1964 Freedom Summer Riders

Change Is Gonna Come

Change Is Gonna Come

Released December 22, 1964


No Change

In October 1963 Sam Cooke was touring Louisiana. He had made reservations at a Shreveport Holiday Inn, but when he, his wife, brother, and another arrived, hotel personnel told them that there were no vacancies. 

Cooke argued to no avail and left angrily. When they arrived at their next hotel, police arrested them for disturbing the peace. 

With the rebirth of the civil rights movement, Black entertainers faced a difficult decision: make a living by catering to the tastes of the majority white audience, most of whom weren’t thrilled with black activism, or musically/philosophically join the civil rights struggle and risk their livelihood.

Bob Dylan’s “Blowin’ In the Wind” surprised Cooke. How could a white person write such a moving song? Cooke began to use the song in his shows.

Change Is Gonna Come

His own change

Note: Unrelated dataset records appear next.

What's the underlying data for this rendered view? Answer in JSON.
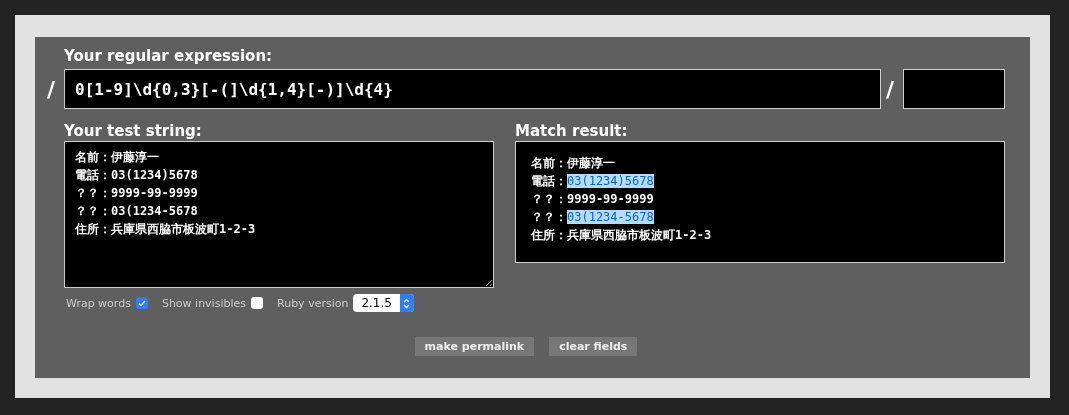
{
  "regex": {
    "label": "Your regular expression:",
    "delimiter_open": "/",
    "value": "0[1-9]\\d{0,3}[-(]\\d{1,4}[-)]\\d{4}",
    "delimiter_close": "/"
  },
  "test_string": {
    "label": "Your test string:",
    "lines": [
      "名前：伊藤淳一",
      "電話：03(1234)5678",
      "？？：9999-99-9999",
      "？？：03(1234-5678",
      "住所：兵庫県西脇市板波町1-2-3"
    ]
  },
  "options": [
    {
      "kind": "checkbox",
      "label": "Wrap words",
      "checked": true
    },
    {
      "kind": "checkbox",
      "label": "Show invisibles",
      "checked": false
    },
    {
      "kind": "select",
      "label": "Ruby version",
      "value": "2.1.5"
    }
  ],
  "match_result": {
    "label": "Match result:",
    "lines": [
      {
        "segments": [
          {
            "text": "名前：伊藤淳一",
            "match": false
          }
        ]
      },
      {
        "segments": [
          {
            "text": "電話：",
            "match": false
          },
          {
            "text": "03(1234)5678",
            "match": true
          }
        ]
      },
      {
        "segments": [
          {
            "text": "？？：9999-99-9999",
            "match": false
          }
        ]
      },
      {
        "segments": [
          {
            "text": "？？：",
            "match": false
          },
          {
            "text": "03(1234-5678",
            "match": true
          }
        ]
      },
      {
        "segments": [
          {
            "text": "住所：兵庫県西脇市板波町1-2-3",
            "match": false
          }
        ]
      }
    ]
  },
  "buttons": [
    "make permalink",
    "clear fields"
  ]
}
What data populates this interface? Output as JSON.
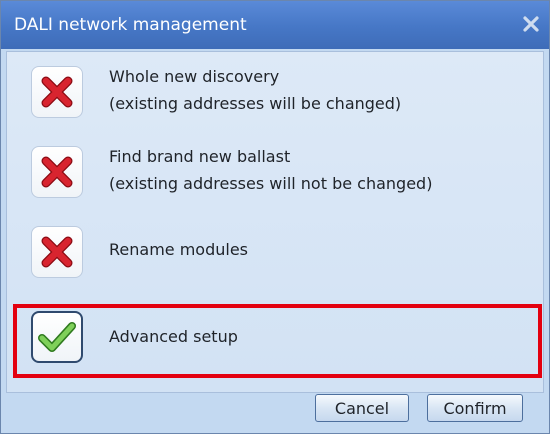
{
  "dialog": {
    "title": "DALI network management",
    "options": [
      {
        "line1": "Whole new discovery",
        "line2": "(existing addresses will be changed)",
        "state": "disabled"
      },
      {
        "line1": "Find brand new ballast",
        "line2": "(existing addresses will not be changed)",
        "state": "disabled"
      },
      {
        "line1": "Rename modules",
        "line2": "",
        "state": "disabled"
      },
      {
        "line1": "Advanced setup",
        "line2": "",
        "state": "selected"
      }
    ],
    "buttons": {
      "cancel": "Cancel",
      "confirm": "Confirm"
    }
  },
  "icons": {
    "disabled": "red-x-icon",
    "selected": "green-check-icon",
    "close": "close-icon"
  },
  "colors": {
    "highlight": "#e3000f",
    "titlebar": "#4677c6"
  }
}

And Cooke also decided to write his own.


By December 1963 he’d written “A Change is Gonna Come.” In February he performed it live on the Johnny Carson Show (no video available), but had not yet recorded it. Two days after Cooke’s performance on the Tonight Show, the Beatles were on Ed Sullivan.

Change Is Gonna Come

RCA holds off

Cooke did not record “A Change is Gonna Come” until November 1964 and RCA did not release it until December.

Sadly, Cooke had died eleven days before on December 11, 1964. (NYT article)


Change Is Gonna Come


It became one of the civil rights movement’s anthems and dozens of artists have since covered the song.

In 2005, representatives of the music industry and press voted the song number 12 in Rolling Stone magazine’s 500 Greatest Songs of All Time.

Cooke’s style and spirit continue to inspire many of today’s young artists. The New York Times Magazine recently described Leon Bridges as “The Second Coming of Sam Cooke.” (NYT article)

Change Is Gonna Come